skip to content

Detection of tRNA processing faults as a screen for deleterious mt-tRNA mutations



Genome Evolution and Ageing

Since the 1970's the involvement of mitochondria in the ageing process has been recognized. As we age, there is clear evidence of the accumulation of a mosaic pattern cell from different tissues that are deficient in the enzymatic capacity of the mitochondrial respiratory chain. Much of the research attention has focused on either the action of radical oxygen species, or the accumulation of somatic mutations and/or chromosomal rearrangements in mitochondrial DNA and their physiological effects. However, new hypotheses on the unusual evolutionary balance between the nuclear and mitochondrial genome are being investigated, which may have implication on the ageing process.

Latest Publications

Kauppila JHK, Baines BL, Bratic A, Simard M-L, Freyer C, Mourier A, Stamp C, Filograna R, Larsson NG, Greaver LC, Stewart JB (2016) A phenotype-driven approach to generate mouse models with pathogenic mtDNA mutations causing mitochondrial disease. Cell Reports. 16(11):2980-2990.

Stewart J.B., Alaei-Mahabadi B., Radhakrishnan S., Samuelsson T., Gorodkin J., Gustafsson C.M.,  Larsson E. (2015) Simultaneous DNA and RNA mapping of somatic mitochondrial mutations across diverse human cancers.
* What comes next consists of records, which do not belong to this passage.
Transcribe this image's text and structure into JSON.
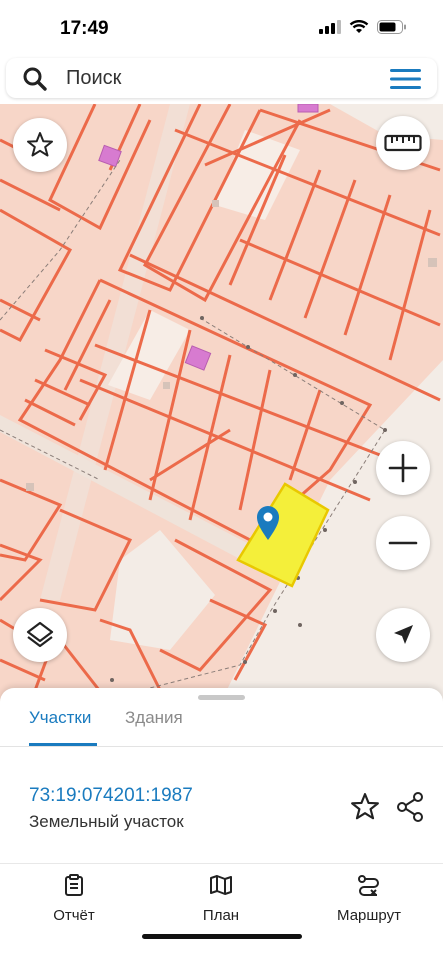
{
  "status_bar": {
    "time": "17:49"
  },
  "search": {
    "placeholder": "Поиск"
  },
  "sheet": {
    "tabs": [
      {
        "label": "Участки",
        "active": true
      },
      {
        "label": "Здания",
        "active": false
      }
    ],
    "parcel": {
      "cadastral_number": "73:19:074201:1987",
      "type": "Земельный участок"
    }
  },
  "bottom_nav": [
    {
      "label": "Отчёт",
      "icon": "report-icon"
    },
    {
      "label": "План",
      "icon": "map-plan-icon"
    },
    {
      "label": "Маршрут",
      "icon": "route-icon"
    }
  ],
  "colors": {
    "accent": "#1a7bbf",
    "parcel_border": "#ec6a4a",
    "parcel_fill": "#f7d6c8",
    "selected_parcel": "#f4ef3a",
    "building": "#d77bd0"
  }
}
PLoS Genetics. 11(6): e1005333.

Ross JM, Stewart JB, Hagström E, Brené S, Mourier A, Coppotelli G, Freyer C, Lagouge M, Hoffer BJ, Olson L, Larsson NG. (2013) Germline mitochondrial DNA mutations aggravate ageing and can impair brain development. Nature 501(7467):412-5. doi: 10.1038/nature12474. Epub 2013 Aug 21.



Prof. Dr. James Bruce Stewart

Max Planck Institute for Biology of Ageing

Joseph-Stelzmann-Straße 9B
50931 Cologne, Germany

E-mail Jim.stewart(at)